Located in western Massachusetts and Connecticut, the Berkshires is a mountainous region that was formed more than 500 million years ago when the North American and African tectonic plates collided, creating the Appalachian range. Erosion during the millions of years since that seismic event has worn the Berkshires down to their present contours: gentle hills featuring elevations up to about 3,500 feet.
The Berkshires are famed for their wilderness areas and hiking trails, both of which can call to mind the natural landscape encountered by the earliest European settlers to the United States. In addition to boasting a portion of the Appalachian Trail, the Berkshires are where tourists can see the whimsically-named Bash Bish Falls; the tallest waterfall in the state of Massachusetts. Other interesting features of the area are the historical summer camps that dot the hillsides, proving that the Berkshires have been attracting tourists for well over a century.
Art attractions in the Berkshires
Outstanding natural wonders, however, are far from the only reason to range far and wide across this region. The Berkshires are also renowned for their connection with the arts. It is in Stockbridge, Massachusetts, that tourists can explore the Norman Rockwell Museum, which houses the largest collection in the world of the artist’s classic paintings depicting scenes of everyday Americana. Art lovers also flock to the Berkshires to visit the Massachusetts Museum of Contemporary Art and the Clark Art Institute, where works by Degas, Renoir, and John Singer Sargent are displayed as part of an impressive collection that spans five centuries of ornamental and practical art.
A love of music and theatre
The Berkshires also serve as the home base of the Boston Symphony Orchestra during the summer months, but the region’s love of the performing arts extends far beyond its classical forms.

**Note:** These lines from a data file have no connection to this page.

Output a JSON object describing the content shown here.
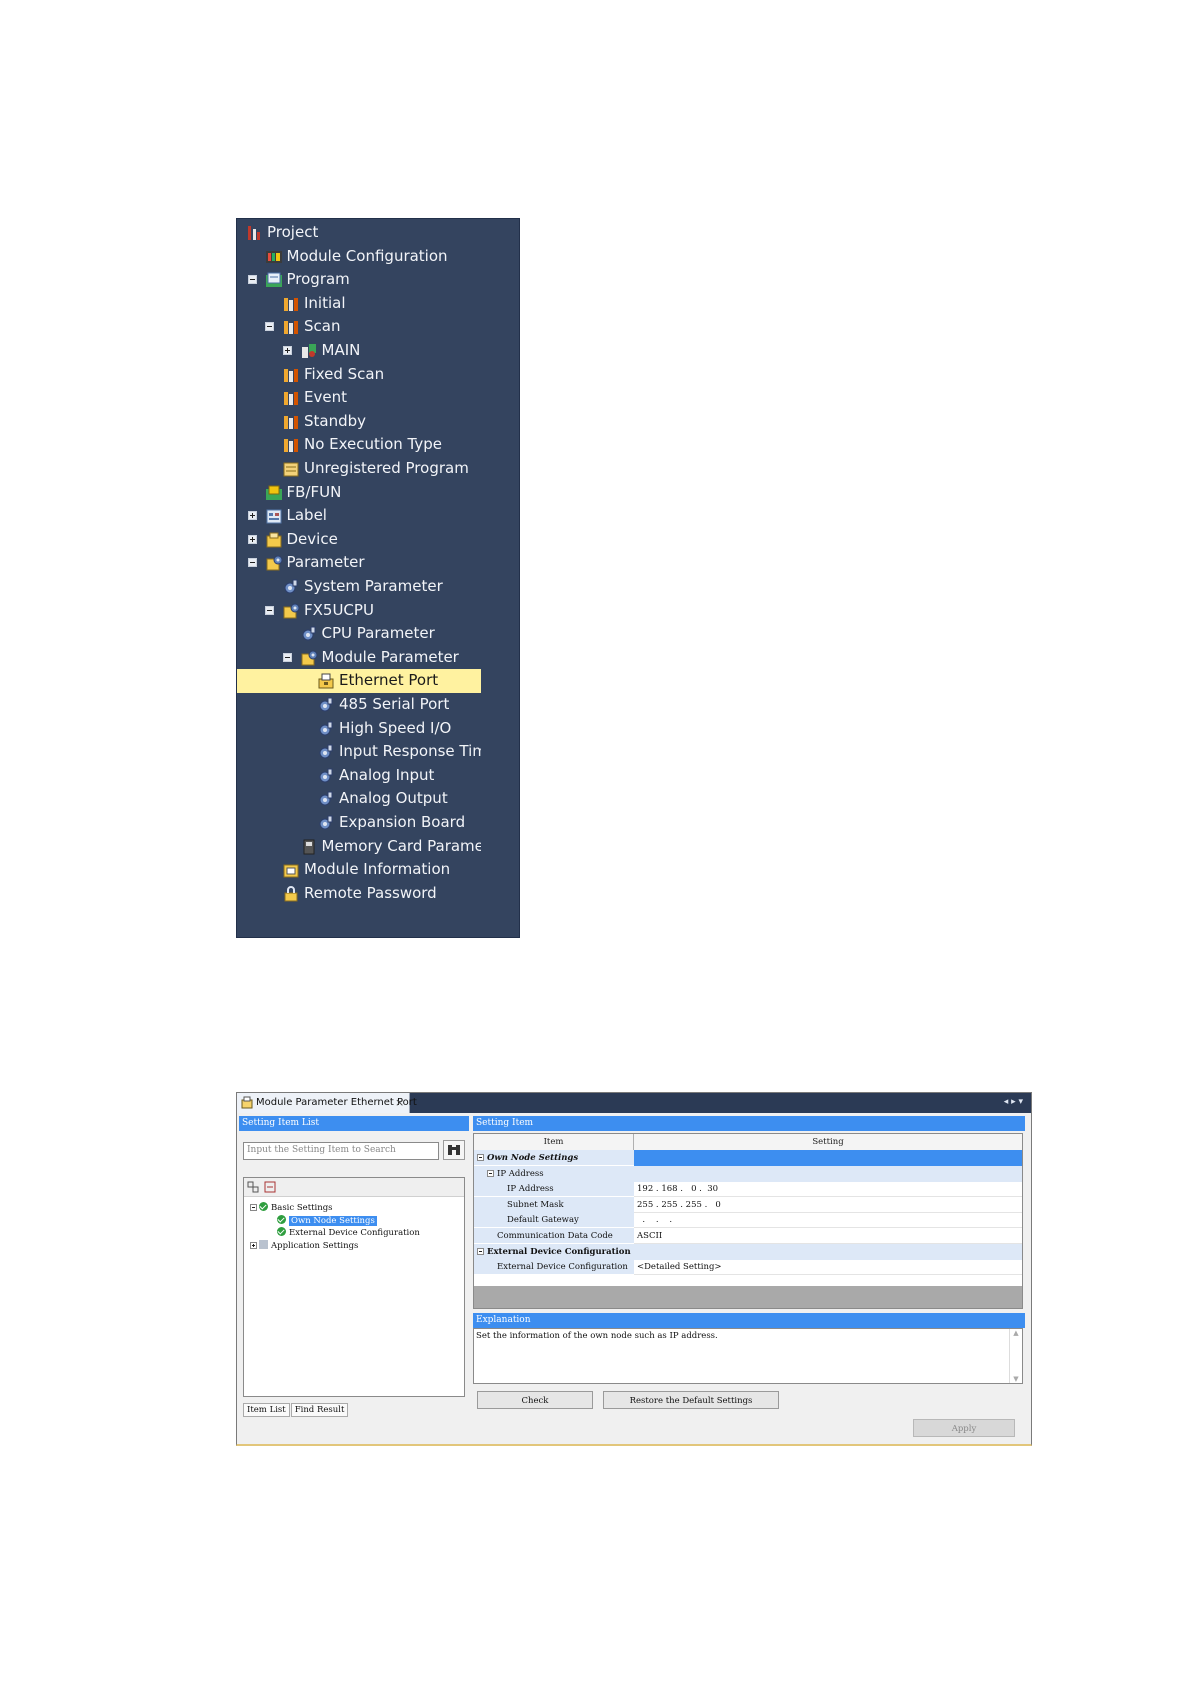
{
  "project_tree": {
    "items": [
      {
        "label": "Project",
        "icon": "project-icon",
        "depth": 0,
        "expander": "none"
      },
      {
        "label": "Module Configuration",
        "icon": "module-configuration-icon",
        "depth": 1,
        "expander": "none"
      },
      {
        "label": "Program",
        "icon": "program-icon",
        "depth": 1,
        "expander": "minus"
      },
      {
        "label": "Initial",
        "icon": "program-folder-icon",
        "depth": 2,
        "expander": "none"
      },
      {
        "label": "Scan",
        "icon": "program-folder-icon",
        "depth": 2,
        "expander": "minus"
      },
      {
        "label": "MAIN",
        "icon": "program-block-icon",
        "depth": 3,
        "expander": "plus"
      },
      {
        "label": "Fixed Scan",
        "icon": "program-folder-icon",
        "depth": 2,
        "expander": "none"
      },
      {
        "label": "Event",
        "icon": "program-folder-icon",
        "depth": 2,
        "expander": "none"
      },
      {
        "label": "Standby",
        "icon": "program-folder-icon",
        "depth": 2,
        "expander": "none"
      },
      {
        "label": "No Execution Type",
        "icon": "program-folder-icon",
        "depth": 2,
        "expander": "none"
      },
      {
        "label": "Unregistered Program",
        "icon": "unregistered-program-icon",
        "depth": 2,
        "expander": "none"
      },
      {
        "label": "FB/FUN",
        "icon": "fb-fun-icon",
        "depth": 1,
        "expander": "none"
      },
      {
        "label": "Label",
        "icon": "label-icon",
        "depth": 1,
        "expander": "plus"
      },
      {
        "label": "Device",
        "icon": "device-icon",
        "depth": 1,
        "expander": "plus"
      },
      {
        "label": "Parameter",
        "icon": "parameter-icon",
        "depth": 1,
        "expander": "minus"
      },
      {
        "label": "System Parameter",
        "icon": "parameter-item-icon",
        "depth": 2,
        "expander": "none"
      },
      {
        "label": "FX5UCPU",
        "icon": "parameter-icon",
        "depth": 2,
        "expander": "minus"
      },
      {
        "label": "CPU Parameter",
        "icon": "parameter-item-icon",
        "depth": 3,
        "expander": "none"
      },
      {
        "label": "Module Parameter",
        "icon": "parameter-icon",
        "depth": 3,
        "expander": "minus"
      },
      {
        "label": "Ethernet Port",
        "icon": "ethernet-port-icon",
        "depth": 4,
        "expander": "none",
        "selected": true
      },
      {
        "label": "485 Serial Port",
        "icon": "parameter-item-icon",
        "depth": 4,
        "expander": "none"
      },
      {
        "label": "High Speed I/O",
        "icon": "parameter-item-icon",
        "depth": 4,
        "expander": "none"
      },
      {
        "label": "Input Response Time",
        "icon": "parameter-item-icon",
        "depth": 4,
        "expander": "none"
      },
      {
        "label": "Analog Input",
        "icon": "parameter-item-icon",
        "depth": 4,
        "expander": "none"
      },
      {
        "label": "Analog Output",
        "icon": "parameter-item-icon",
        "depth": 4,
        "expander": "none"
      },
      {
        "label": "Expansion Board",
        "icon": "parameter-item-icon",
        "depth": 4,
        "expander": "none"
      },
      {
        "label": "Memory Card Parameter",
        "icon": "memory-card-icon",
        "depth": 3,
        "expander": "none"
      },
      {
        "label": "Module Information",
        "icon": "module-information-icon",
        "depth": 2,
        "expander": "none"
      },
      {
        "label": "Remote Password",
        "icon": "remote-password-icon",
        "depth": 2,
        "expander": "none"
      }
    ]
  },
  "module_window": {
    "tab_label": "Module Parameter Ethernet Port",
    "tab_close": "×",
    "tab_nav": "◂ ▸ ▾",
    "setting_item_list_title": "Setting Item List",
    "search_placeholder": "Input the Setting Item to Search",
    "left_tree": [
      {
        "label": "Basic Settings",
        "expander": "minus",
        "check": true,
        "indent": 0
      },
      {
        "label": "Own Node Settings",
        "expander": "none",
        "check": true,
        "indent": 1,
        "selected": true
      },
      {
        "label": "External Device Configuration",
        "expander": "none",
        "check": true,
        "indent": 1
      },
      {
        "label": "Application Settings",
        "expander": "plus",
        "check": false,
        "indent": 0
      }
    ],
    "bottom_tabs": [
      "Item List",
      "Find Result"
    ],
    "setting_item_title": "Setting Item",
    "grid_headers": {
      "item": "Item",
      "setting": "Setting"
    },
    "grid_rows": [
      {
        "item": "Own Node Settings",
        "setting": "",
        "style": "group",
        "indent": 0
      },
      {
        "item": "IP Address",
        "setting": "",
        "style": "subgroup",
        "indent": 1
      },
      {
        "item": "IP Address",
        "setting": "192 . 168 .   0 .  30",
        "style": "row",
        "indent": 3
      },
      {
        "item": "Subnet Mask",
        "setting": "255 . 255 . 255 .   0",
        "style": "row",
        "indent": 3
      },
      {
        "item": "Default Gateway",
        "setting": "  .    .    .",
        "style": "row",
        "indent": 3
      },
      {
        "item": "Communication Data Code",
        "setting": "ASCII",
        "style": "row",
        "indent": 2
      },
      {
        "item": "External Device Configuration",
        "setting": "",
        "style": "group2",
        "indent": 0
      },
      {
        "item": "External Device Configuration",
        "setting": "<Detailed Setting>",
        "style": "row",
        "indent": 2
      }
    ],
    "explanation_title": "Explanation",
    "explanation_text": "Set the information of the own node such as IP address.",
    "check_button": "Check",
    "restore_button": "Restore the Default Settings",
    "apply_button": "Apply"
  }
}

Tourists who rent a car to travel to North Adams can enjoy three full weeks of contemporary music at the Bang on a Can Summer Festival, while those who travel to Williamstown, Lenox, or Pittsfield can attend one of the many theatre festivals that descend on the Berkshires every summer.
Some of the most interesting facts about the Berkshires revolve around the lives of famous Americans who made their home there. The 19th-century women’s rights activist Susan B Anthony lived in Adams, while Herman Melville wrote his most famous novel, Moby Dick, at his home in Arrowhead. Edith Wharton, author of great American novels such as Ethan Frome, lived in Lenox. All three of these historic homes can be visited for a fascinating look back into the American past.
Tips for visiting the Berkshires
Experienced travelers know that dining on fresh, locally produced food is one of the best ways to get to know a region. This is especially true in the Berkshires, where the longstanding residents have a deep commitment to “farm to table” eating. Specialties well worth seeking out include, fresh cheese produced from the milk of local goats, and spirits such as vodka, rum, and gin from the region’s distilleries.
Beautiful at any time of year but with four distinct seasons, the Berkshires are an area that tourists can visit time and again without ever exhausting the region’s almost limitless possibilities.